With time, the ranks of Georgia’s “Old Guard” dwindled until there was but one.
—Remembering Georgia’s Confederates, by Dr. David Wiggins
I don’t know how it happens even though it happens all the time but I’ll be sitting at my desk in the front or at my desk in the back all alone late in the afternoon and all of a sudden I’ll look over to my left or to my right and there’s Clark. Standing there smiling.
Clark the seventh grader who says he can’t wait for my Georgia history class next year. Clark has a famous and historic relative. Historic in Georgia, that is. So historic the man is written about in our textbook. There’s a picture of him in there, too.
Clark wanted to tell me to tell everyone that he’s not his ancestor … that he’s Clark and his ancestor is a totally different human being. That everybody’s driving him crazy saying he’s famous. He’s not famous. His ancestor is famous. Okay?
I said okay, Clark… no problemo … I’ve got your back on that … and then I asked him has he ever seen the part of the textbook concerning his famous relative and his picture.
I grabbed the textbook and opened it up. I showed Clark the picture of the famous man he's related to.
Clark made a small noise in his throat, as if he was suddenly moved.
I think he was. That’s him, I said.

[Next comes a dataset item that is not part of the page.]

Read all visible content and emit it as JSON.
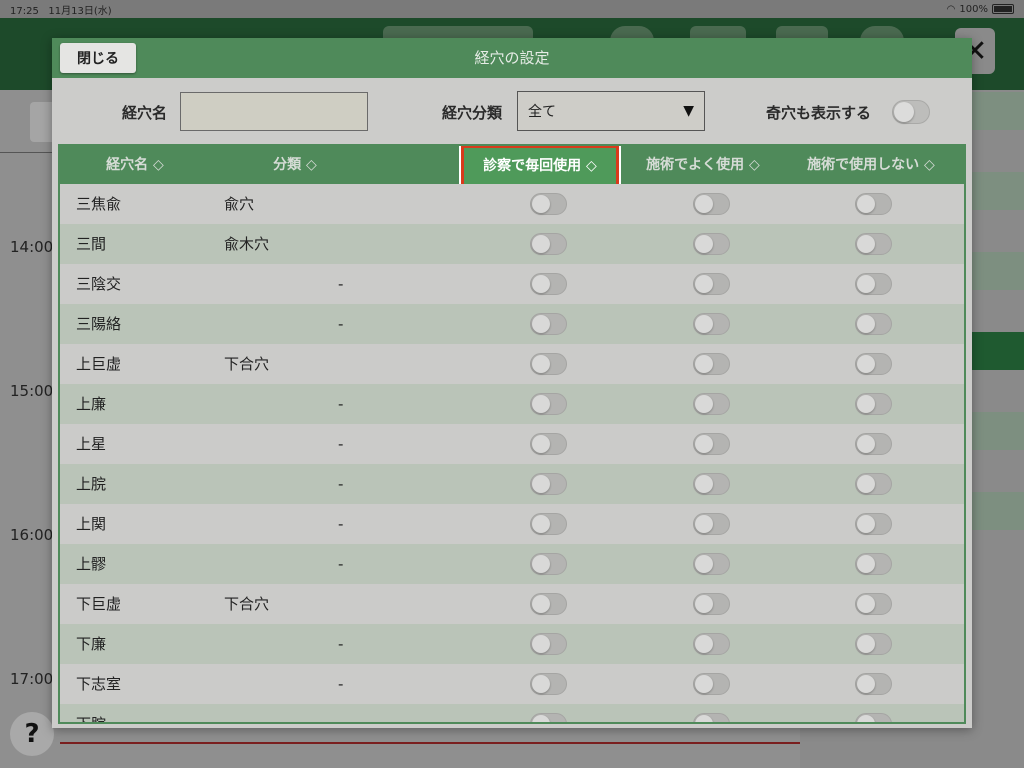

You look just like him … or he looks just like you.
I don’t think so, Clark said.
You look alike. It’s easy to see.
Finally, Clark said … We do sort of look alike.
I told him … You’re both smiling. You … are always smiling and that's much appreciated. You have a famous smile, too.
Clark reached down and touched the picture. Clark pulled his hand back and he said … I just touched history, didn’t I?
Next Entry ... March 16: Good Call